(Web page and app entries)
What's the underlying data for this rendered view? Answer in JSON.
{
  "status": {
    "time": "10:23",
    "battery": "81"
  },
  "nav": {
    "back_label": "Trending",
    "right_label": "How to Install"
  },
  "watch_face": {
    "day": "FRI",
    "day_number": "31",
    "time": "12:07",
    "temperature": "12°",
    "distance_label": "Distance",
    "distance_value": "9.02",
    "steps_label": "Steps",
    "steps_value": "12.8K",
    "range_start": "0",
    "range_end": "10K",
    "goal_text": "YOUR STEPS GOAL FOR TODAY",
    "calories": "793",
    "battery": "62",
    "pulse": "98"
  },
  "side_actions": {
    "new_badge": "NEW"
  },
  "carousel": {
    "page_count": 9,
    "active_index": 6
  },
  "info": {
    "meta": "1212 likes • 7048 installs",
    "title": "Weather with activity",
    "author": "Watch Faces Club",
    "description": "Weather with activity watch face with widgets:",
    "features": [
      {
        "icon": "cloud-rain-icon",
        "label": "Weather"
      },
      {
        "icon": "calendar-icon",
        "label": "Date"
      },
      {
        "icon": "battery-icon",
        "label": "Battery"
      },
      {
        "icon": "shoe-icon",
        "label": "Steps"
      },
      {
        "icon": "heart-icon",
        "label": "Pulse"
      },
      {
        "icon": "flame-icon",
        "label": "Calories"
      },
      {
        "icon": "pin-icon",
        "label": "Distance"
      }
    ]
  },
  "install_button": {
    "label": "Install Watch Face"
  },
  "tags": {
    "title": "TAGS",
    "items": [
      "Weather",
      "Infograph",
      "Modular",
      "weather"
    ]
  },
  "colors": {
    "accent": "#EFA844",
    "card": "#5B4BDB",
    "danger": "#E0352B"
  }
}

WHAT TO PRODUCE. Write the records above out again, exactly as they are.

ANSWER TO THIS EXERCISE.
What's the underlying data for this rendered view? Answer in JSON.
{
  "status": {
    "time": "10:23",
    "battery": "81"
  },
  "nav": {
    "back_label": "Trending",
    "right_label": "How to Install"
  },
  "watch_face": {
    "day": "FRI",
    "day_number": "31",
    "time": "12:07",
    "temperature": "12°",
    "distance_label": "Distance",
    "distance_value": "9.02",
    "steps_label": "Steps",
    "steps_value": "12.8K",
    "range_start": "0",
    "range_end": "10K",
    "goal_text": "YOUR STEPS GOAL FOR TODAY",
    "calories": "793",
    "battery": "62",
    "pulse": "98"
  },
  "side_actions": {
    "new_badge": "NEW"
  },
  "carousel": {
    "page_count": 9,
    "active_index": 6
  },
  "info": {
    "meta": "1212 likes • 7048 installs",
    "title": "Weather with activity",
    "author": "Watch Faces Club",
    "description": "Weather with activity watch face with widgets:",
    "features": [
      {
        "icon": "cloud-rain-icon",
        "label": "Weather"
      },
      {
        "icon": "calendar-icon",
        "label": "Date"
      },
      {
        "icon": "battery-icon",
        "label": "Battery"
      },
      {
        "icon": "shoe-icon",
        "label": "Steps"
      },
      {
        "icon": "heart-icon",
        "label": "Pulse"
      },
      {
        "icon": "flame-icon",
        "label": "Calories"
      },
      {
        "icon": "pin-icon",
        "label": "Distance"
      }
    ]
  },
  "install_button": {
    "label": "Install Watch Face"
  },
  "tags": {
    "title": "TAGS",
    "items": [
      "Weather",
      "Infograph",
      "Modular",
      "weather"
    ]
  },
  "colors": {
    "accent": "#EFA844",
    "card": "#5B4BDB",
    "danger": "#E0352B"
  }
}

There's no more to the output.